Lines below that hold the word "this" must be copied in full.

** RAW DATA follows **

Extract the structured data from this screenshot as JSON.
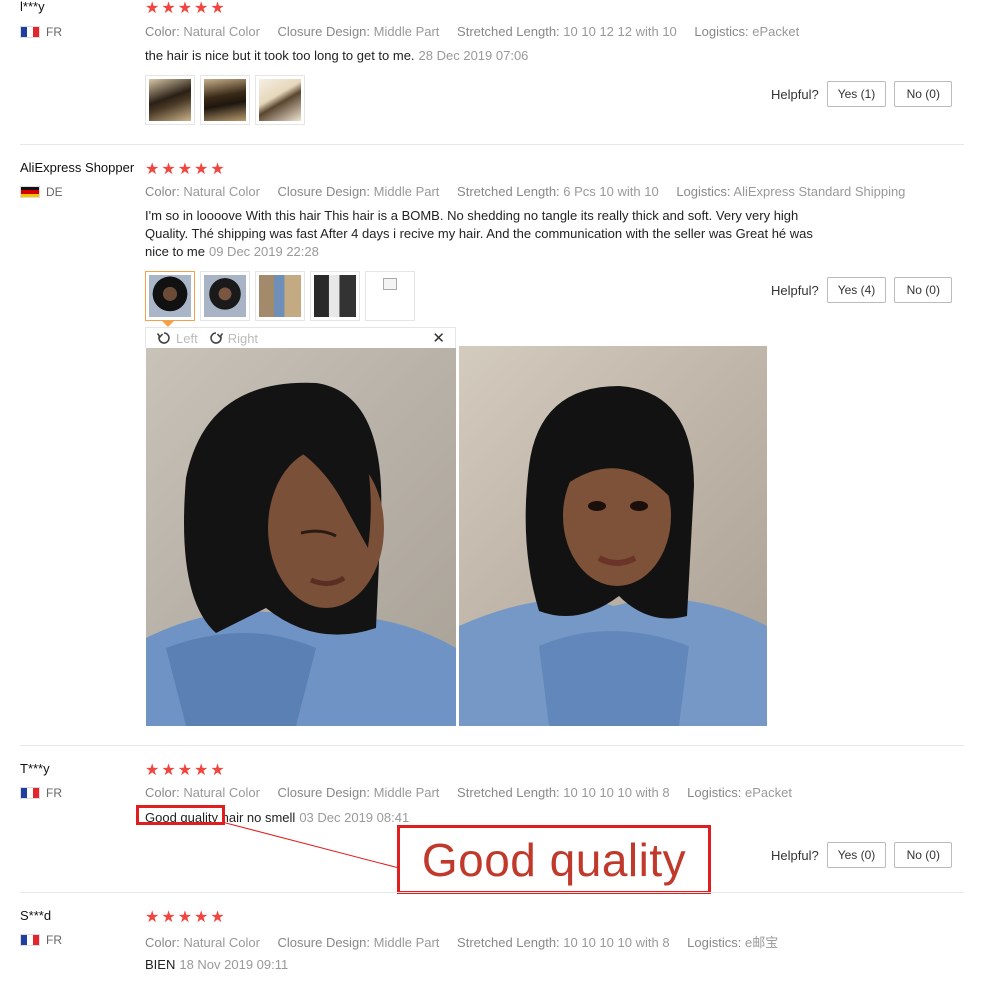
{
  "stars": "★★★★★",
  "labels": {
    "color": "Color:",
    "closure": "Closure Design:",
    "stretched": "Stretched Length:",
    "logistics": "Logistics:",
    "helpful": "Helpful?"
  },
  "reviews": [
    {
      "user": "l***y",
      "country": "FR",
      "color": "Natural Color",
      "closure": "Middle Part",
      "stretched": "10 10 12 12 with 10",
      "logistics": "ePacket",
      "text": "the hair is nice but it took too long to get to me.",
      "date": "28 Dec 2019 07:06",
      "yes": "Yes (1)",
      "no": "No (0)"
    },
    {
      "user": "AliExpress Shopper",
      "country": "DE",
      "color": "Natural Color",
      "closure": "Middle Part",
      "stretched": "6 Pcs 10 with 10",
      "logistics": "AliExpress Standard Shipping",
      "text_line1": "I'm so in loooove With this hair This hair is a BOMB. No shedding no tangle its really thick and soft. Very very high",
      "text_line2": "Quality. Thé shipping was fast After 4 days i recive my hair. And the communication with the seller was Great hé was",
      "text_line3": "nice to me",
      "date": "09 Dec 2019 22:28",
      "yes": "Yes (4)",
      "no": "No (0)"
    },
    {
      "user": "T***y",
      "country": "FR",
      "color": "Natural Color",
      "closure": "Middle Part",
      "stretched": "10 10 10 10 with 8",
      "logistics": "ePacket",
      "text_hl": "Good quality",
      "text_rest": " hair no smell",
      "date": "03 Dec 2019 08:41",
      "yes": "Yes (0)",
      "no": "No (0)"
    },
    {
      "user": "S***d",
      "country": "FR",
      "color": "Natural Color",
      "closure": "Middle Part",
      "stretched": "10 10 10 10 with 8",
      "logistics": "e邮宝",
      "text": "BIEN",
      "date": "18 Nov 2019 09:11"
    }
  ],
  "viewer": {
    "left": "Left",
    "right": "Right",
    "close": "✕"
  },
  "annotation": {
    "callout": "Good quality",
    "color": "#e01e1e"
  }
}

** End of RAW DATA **
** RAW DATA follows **

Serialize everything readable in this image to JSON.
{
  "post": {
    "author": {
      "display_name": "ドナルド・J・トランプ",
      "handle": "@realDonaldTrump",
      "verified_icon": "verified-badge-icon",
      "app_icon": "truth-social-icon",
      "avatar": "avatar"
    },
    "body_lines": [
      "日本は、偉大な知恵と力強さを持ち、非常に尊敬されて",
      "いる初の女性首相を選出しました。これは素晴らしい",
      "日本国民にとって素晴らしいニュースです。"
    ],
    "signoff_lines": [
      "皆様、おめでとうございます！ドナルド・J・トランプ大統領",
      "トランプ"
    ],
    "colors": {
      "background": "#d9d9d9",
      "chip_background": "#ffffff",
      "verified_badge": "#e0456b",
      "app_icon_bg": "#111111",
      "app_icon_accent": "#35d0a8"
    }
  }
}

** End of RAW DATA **

TASK OUTPUT
Extract the structured data from this screenshot as JSON.
      "text_line1": "I'm so in loooove With this hair This hair is a BOMB. No shedding no tangle its really thick and soft. Very very high",
Serialize everything readable in this image to JSON.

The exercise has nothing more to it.